What is Play Therapy?
Child-centered Play Therapy is designed for children ages 2 ½ through 11 years old. Play therapy enables children to use play in much the same way as adults use words in counseling. Talking is an adult's natural way of communicating; play is a child's natural way of communicating. The Play Therapist provides a safe and understanding environment with a variety of special toys for children to communicate what they cannot say in words. Children may use puppets, dolls, paints, and other toys to express how they feel and what they think. When children are able to express their experiences and emotions, they are able to release the fear, anger, sadness, or frustration that influences their behaviors. Through Play Therapy children are helped to choose more mature and adaptive ways of handling external and internal stress, thereby developing more appropriate behavior and positive self-esteem.
How Do I know if my child needs Play Therapy?

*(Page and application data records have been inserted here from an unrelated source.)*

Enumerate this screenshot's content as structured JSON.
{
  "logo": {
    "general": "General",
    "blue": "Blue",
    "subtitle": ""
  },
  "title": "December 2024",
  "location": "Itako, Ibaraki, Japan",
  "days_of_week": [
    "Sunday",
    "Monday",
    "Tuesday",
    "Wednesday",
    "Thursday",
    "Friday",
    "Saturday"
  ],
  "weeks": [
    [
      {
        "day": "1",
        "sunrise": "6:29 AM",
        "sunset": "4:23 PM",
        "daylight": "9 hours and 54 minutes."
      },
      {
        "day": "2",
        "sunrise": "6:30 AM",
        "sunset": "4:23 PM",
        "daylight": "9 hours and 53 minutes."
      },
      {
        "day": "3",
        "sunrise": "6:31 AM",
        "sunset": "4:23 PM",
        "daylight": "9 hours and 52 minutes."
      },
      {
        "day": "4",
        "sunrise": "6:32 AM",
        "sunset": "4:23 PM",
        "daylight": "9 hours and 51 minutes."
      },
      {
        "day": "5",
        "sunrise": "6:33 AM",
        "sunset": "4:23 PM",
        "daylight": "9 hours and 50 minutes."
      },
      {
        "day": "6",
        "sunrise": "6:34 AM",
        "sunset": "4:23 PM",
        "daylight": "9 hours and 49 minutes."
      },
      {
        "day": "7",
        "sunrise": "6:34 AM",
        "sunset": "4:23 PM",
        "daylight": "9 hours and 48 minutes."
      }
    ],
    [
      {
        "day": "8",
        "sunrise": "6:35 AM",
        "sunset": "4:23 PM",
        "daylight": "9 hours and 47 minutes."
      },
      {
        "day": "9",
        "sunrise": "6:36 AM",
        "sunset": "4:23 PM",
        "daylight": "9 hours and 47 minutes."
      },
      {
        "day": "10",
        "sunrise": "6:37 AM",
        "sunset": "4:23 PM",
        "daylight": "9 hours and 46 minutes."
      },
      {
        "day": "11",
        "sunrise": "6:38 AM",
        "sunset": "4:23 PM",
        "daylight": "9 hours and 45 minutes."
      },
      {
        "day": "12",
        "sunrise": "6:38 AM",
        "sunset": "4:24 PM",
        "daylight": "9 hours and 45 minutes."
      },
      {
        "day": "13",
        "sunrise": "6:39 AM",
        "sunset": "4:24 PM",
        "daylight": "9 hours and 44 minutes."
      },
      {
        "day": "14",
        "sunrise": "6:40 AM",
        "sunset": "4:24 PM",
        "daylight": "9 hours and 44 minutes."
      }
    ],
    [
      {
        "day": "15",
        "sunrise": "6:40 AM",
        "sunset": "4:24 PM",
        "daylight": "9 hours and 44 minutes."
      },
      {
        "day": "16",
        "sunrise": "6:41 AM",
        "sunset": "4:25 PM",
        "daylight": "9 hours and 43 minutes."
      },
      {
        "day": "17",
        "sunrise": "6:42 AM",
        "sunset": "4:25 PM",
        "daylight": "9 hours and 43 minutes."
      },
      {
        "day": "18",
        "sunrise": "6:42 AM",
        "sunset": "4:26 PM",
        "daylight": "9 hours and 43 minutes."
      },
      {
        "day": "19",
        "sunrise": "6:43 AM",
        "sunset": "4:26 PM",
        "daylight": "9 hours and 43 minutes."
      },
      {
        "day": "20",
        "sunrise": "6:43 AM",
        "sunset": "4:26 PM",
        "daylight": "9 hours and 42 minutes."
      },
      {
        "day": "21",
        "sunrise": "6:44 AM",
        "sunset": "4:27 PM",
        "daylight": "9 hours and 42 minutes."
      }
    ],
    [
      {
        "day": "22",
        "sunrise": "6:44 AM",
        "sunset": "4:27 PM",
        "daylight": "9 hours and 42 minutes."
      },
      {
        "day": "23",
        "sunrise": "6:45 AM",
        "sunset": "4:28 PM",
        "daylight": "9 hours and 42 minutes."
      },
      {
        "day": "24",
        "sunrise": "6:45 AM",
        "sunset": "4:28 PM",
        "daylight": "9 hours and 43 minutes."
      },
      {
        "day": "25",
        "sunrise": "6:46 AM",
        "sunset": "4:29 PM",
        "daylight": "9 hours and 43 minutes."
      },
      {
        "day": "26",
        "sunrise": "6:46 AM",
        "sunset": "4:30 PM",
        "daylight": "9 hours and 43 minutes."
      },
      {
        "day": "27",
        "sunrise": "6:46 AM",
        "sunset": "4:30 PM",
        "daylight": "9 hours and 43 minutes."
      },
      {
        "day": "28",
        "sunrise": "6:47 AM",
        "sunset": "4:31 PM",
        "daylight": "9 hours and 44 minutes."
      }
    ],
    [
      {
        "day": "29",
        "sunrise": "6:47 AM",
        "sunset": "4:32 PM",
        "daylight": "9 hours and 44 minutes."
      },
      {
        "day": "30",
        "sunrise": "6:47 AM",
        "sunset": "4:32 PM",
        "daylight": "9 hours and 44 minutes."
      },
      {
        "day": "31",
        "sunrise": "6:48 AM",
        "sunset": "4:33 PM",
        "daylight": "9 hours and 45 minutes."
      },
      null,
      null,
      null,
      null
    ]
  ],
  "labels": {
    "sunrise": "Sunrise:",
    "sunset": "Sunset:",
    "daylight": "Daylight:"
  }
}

Many children experience some type of difficulty in the course of growing up (at home, at school, with other children, etc.) or they behave in some way that concerns their parents or teachers. Some children need more help than others to overcome these difficulties. In general, if you and/or your child’s teacher or pediatrician is concerned about your child's adjustment or behavior, Play Therapy is the most developmentally appropriate way to help your child.
What should I tell my child about Play Therapy?
You might wish to tell your child, "You are going to be with Amy Fraites in a special play room. There will be many toys there that you may choose to play with." If your child wants to know why he/she is going to the playroom, you might say, "When things are difficult for you at school (or home, etc.), it helps to have a special time, place and person to play with."
How do I help my child get ready for Play Therapy?
Reassure your child that he/she can express whatever he/she wants to during the time in the playroom. As adults, we can't always predict what is bothering our children, so allowing them to choose issues they are ready to resolve accelerates the therapeutic process. Allow your child to wear clothing that can be soiled as the sand and paints can be messy. Please meet your child's food and bathroom needs before the session so that the therapy time can be focused on the therapeutic issues.
What do I do after the Play Therapy sessions?
Your child may or may not want to talk about what happened in the session. Allow your child to lead the discussion, and refrain from asking what your child did or what happened. Instead, listen carefully to what your child tells you, and let your child know you understand what he/she said. If your child brings a painting or art project home, allow your child to tell you about it. You might say to your child, "You really worked hard on that!" or “You used a lot of colors." or "You are proud of your project!"
Suggested Readings for Parents
- Axline, V. (1971). Dibs in Search of Self. Ballantine Books
- Kraft, A. & Landreth, G. (1998). Parents as Therapeutic Partners: Listening to Your child’s play. Northvale, NJ: Jason Aronson
- Landreth, G. (2002). Play Therapy: The art of the relationship, 2nd ed. New York, NY: Brunner-Routledge
- Moustakas, C. (1992). Psychotherapy with Children: The living relationship. Greeley, CO: Carron Publishers.